My obsession with books was a huge source of trouble. It was my bane to constantly roam around in search of them.
I named my brother’s daughter, born in 1985, Ilamathy. Nonetheless, to check if there were better names, I ordered a book titled Names for Babies from Manimekalai Publishers. Was it necessary to spend money and buy a book just for naming a child, Amma scolded me severely.
Our financial circumstances were bad those days. We hardly had any income because the cinema theatre in which my father had a shop had shut down. Appa was in poor health and was confined to the house. The meagre income from selling the milk of two buffaloes is what sustained our family. Given these circumstances, Amma could not make sense of the idea of buying a book only to name a child. Her remonstration began with ‘Don’t dance around without understanding the value of money,’ and only grew from there.
I too provoked Amma by claiming more space for my books, from the stool to the wooden box to a wooden cupboard. When I went on to do my higher studies, Amma’s rants scaled down to mutterings. Whenever I visited home, my bag was full of books. She would stare at the bulging bag and fall silent. ‘Do you have money for food?’ she would mock me.
From this time on, she never directly disapproved of my book-buying, but indirectly, she did express her displeasure. However, this did not trouble me and I just laughed it away. I had come to be known as ‘the boy who reads’ in the village. Amma allowed herself to feel a little proud of this, and perhaps that is why she now tolerated my books.
I lived and studied in Chennai for a few years, and had also got married around that time. I had by then become the owner of a substantial collection of books—many bought in Chennai, piles of them I had picked up from scrap stores, some stolen from others and so on. In 1996, I got a government job and shifted to our village with my new family. I was a college professor and the first government employee in our village—a matter of pride for Amma.
We had very few things to transport from Chennai. The ten cartons of books that we had dispatched soon reached us. Now, there were a few thousand books at home, including those that were already here.
We lived in a one-bedroom house. Where was the place for books? I built long concrete shelves on the walls to properly store them all. Amma raised no objections. She once said: ‘Your father was obsessed with alcohol and beedis. Addicted to them, he tortured us until he passed away. Your elder brother is also addicted to drinking and smoking beedis. He also causes much trouble. Every human being has some addiction. Is there a person without one? You too have an addiction—books. Other than the fact that it is an expensive obsession, it doesn’t trouble anyone. Go on, do as you please, buy more and stack them up to your heart’s content!’
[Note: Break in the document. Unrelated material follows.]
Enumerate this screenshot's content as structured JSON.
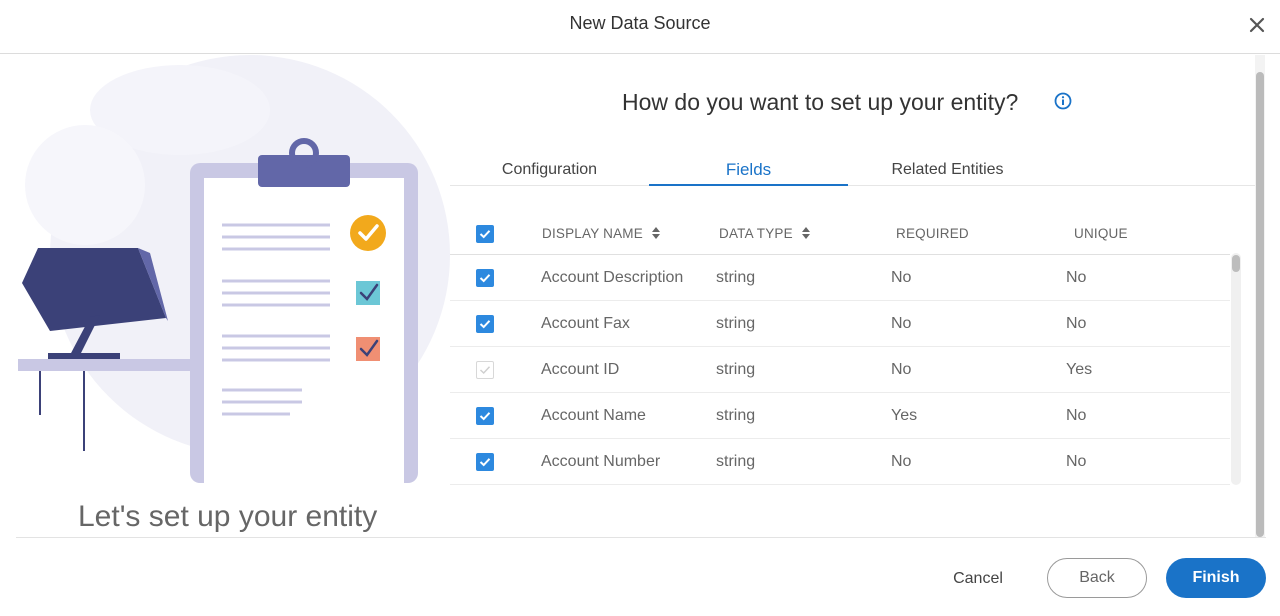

Excerpted with permission from Amma, Perumal Murugan, Eka Westland.